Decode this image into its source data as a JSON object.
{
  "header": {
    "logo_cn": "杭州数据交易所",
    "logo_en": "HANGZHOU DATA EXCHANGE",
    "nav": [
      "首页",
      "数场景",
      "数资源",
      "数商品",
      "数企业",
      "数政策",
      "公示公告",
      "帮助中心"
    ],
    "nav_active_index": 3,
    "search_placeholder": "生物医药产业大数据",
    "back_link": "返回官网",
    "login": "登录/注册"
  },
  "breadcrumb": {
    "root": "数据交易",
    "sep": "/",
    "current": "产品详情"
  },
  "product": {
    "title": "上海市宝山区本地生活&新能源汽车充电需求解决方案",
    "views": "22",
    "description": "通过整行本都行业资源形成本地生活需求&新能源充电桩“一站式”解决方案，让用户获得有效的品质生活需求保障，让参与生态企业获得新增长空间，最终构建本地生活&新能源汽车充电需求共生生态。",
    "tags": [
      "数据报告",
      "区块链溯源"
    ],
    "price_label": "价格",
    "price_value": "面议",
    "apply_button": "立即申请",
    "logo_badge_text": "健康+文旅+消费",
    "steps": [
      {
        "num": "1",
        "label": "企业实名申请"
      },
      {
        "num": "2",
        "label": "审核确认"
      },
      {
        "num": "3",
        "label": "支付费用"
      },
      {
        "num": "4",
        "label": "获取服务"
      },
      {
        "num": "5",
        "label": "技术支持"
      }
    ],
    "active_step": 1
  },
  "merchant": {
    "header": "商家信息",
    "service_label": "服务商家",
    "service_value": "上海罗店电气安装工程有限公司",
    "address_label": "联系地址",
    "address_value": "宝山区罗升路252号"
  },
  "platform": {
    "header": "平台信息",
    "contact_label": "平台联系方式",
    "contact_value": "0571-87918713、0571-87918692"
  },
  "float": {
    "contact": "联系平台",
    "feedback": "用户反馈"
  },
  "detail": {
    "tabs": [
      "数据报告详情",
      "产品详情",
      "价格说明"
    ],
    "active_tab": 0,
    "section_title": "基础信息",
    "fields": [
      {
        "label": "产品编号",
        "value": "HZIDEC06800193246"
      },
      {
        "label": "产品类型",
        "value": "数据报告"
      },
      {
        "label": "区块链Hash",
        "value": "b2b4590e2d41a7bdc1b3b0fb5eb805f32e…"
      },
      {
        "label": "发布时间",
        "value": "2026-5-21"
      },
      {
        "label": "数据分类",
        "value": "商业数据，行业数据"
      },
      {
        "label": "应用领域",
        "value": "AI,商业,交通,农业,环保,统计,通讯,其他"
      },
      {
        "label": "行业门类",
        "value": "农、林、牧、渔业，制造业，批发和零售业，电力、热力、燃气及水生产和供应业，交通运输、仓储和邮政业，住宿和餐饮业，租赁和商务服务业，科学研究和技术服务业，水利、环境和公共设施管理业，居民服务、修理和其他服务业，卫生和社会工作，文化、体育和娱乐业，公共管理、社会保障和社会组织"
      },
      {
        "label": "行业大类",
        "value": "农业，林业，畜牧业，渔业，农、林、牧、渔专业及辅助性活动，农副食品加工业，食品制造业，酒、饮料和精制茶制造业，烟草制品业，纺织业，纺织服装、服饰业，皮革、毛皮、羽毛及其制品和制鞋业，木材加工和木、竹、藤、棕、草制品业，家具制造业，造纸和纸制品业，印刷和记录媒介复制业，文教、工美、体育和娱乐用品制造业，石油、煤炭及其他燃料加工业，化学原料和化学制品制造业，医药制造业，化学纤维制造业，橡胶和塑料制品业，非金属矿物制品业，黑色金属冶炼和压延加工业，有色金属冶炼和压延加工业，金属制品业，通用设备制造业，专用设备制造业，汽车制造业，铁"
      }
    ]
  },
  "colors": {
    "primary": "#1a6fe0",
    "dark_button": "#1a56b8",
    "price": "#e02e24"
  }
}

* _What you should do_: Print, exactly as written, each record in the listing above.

* _Expected answer_:
Decode this image into its source data as a JSON object.
{
  "header": {
    "logo_cn": "杭州数据交易所",
    "logo_en": "HANGZHOU DATA EXCHANGE",
    "nav": [
      "首页",
      "数场景",
      "数资源",
      "数商品",
      "数企业",
      "数政策",
      "公示公告",
      "帮助中心"
    ],
    "nav_active_index": 3,
    "search_placeholder": "生物医药产业大数据",
    "back_link": "返回官网",
    "login": "登录/注册"
  },
  "breadcrumb": {
    "root": "数据交易",
    "sep": "/",
    "current": "产品详情"
  },
  "product": {
    "title": "上海市宝山区本地生活&新能源汽车充电需求解决方案",
    "views": "22",
    "description": "通过整行本都行业资源形成本地生活需求&新能源充电桩“一站式”解决方案，让用户获得有效的品质生活需求保障，让参与生态企业获得新增长空间，最终构建本地生活&新能源汽车充电需求共生生态。",
    "tags": [
      "数据报告",
      "区块链溯源"
    ],
    "price_label": "价格",
    "price_value": "面议",
    "apply_button": "立即申请",
    "logo_badge_text": "健康+文旅+消费",
    "steps": [
      {
        "num": "1",
        "label": "企业实名申请"
      },
      {
        "num": "2",
        "label": "审核确认"
      },
      {
        "num": "3",
        "label": "支付费用"
      },
      {
        "num": "4",
        "label": "获取服务"
      },
      {
        "num": "5",
        "label": "技术支持"
      }
    ],
    "active_step": 1
  },
  "merchant": {
    "header": "商家信息",
    "service_label": "服务商家",
    "service_value": "上海罗店电气安装工程有限公司",
    "address_label": "联系地址",
    "address_value": "宝山区罗升路252号"
  },
  "platform": {
    "header": "平台信息",
    "contact_label": "平台联系方式",
    "contact_value": "0571-87918713、0571-87918692"
  },
  "float": {
    "contact": "联系平台",
    "feedback": "用户反馈"
  },
  "detail": {
    "tabs": [
      "数据报告详情",
      "产品详情",
      "价格说明"
    ],
    "active_tab": 0,
    "section_title": "基础信息",
    "fields": [
      {
        "label": "产品编号",
        "value": "HZIDEC06800193246"
      },
      {
        "label": "产品类型",
        "value": "数据报告"
      },
      {
        "label": "区块链Hash",
        "value": "b2b4590e2d41a7bdc1b3b0fb5eb805f32e…"
      },
      {
        "label": "发布时间",
        "value": "2026-5-21"
      },
      {
        "label": "数据分类",
        "value": "商业数据，行业数据"
      },
      {
        "label": "应用领域",
        "value": "AI,商业,交通,农业,环保,统计,通讯,其他"
      },
      {
        "label": "行业门类",
        "value": "农、林、牧、渔业，制造业，批发和零售业，电力、热力、燃气及水生产和供应业，交通运输、仓储和邮政业，住宿和餐饮业，租赁和商务服务业，科学研究和技术服务业，水利、环境和公共设施管理业，居民服务、修理和其他服务业，卫生和社会工作，文化、体育和娱乐业，公共管理、社会保障和社会组织"
      },
      {
        "label": "行业大类",
        "value": "农业，林业，畜牧业，渔业，农、林、牧、渔专业及辅助性活动，农副食品加工业，食品制造业，酒、饮料和精制茶制造业，烟草制品业，纺织业，纺织服装、服饰业，皮革、毛皮、羽毛及其制品和制鞋业，木材加工和木、竹、藤、棕、草制品业，家具制造业，造纸和纸制品业，印刷和记录媒介复制业，文教、工美、体育和娱乐用品制造业，石油、煤炭及其他燃料加工业，化学原料和化学制品制造业，医药制造业，化学纤维制造业，橡胶和塑料制品业，非金属矿物制品业，黑色金属冶炼和压延加工业，有色金属冶炼和压延加工业，金属制品业，通用设备制造业，专用设备制造业，汽车制造业，铁"
      }
    ]
  },
  "colors": {
    "primary": "#1a6fe0",
    "dark_button": "#1a56b8",
    "price": "#e02e24"
  }
}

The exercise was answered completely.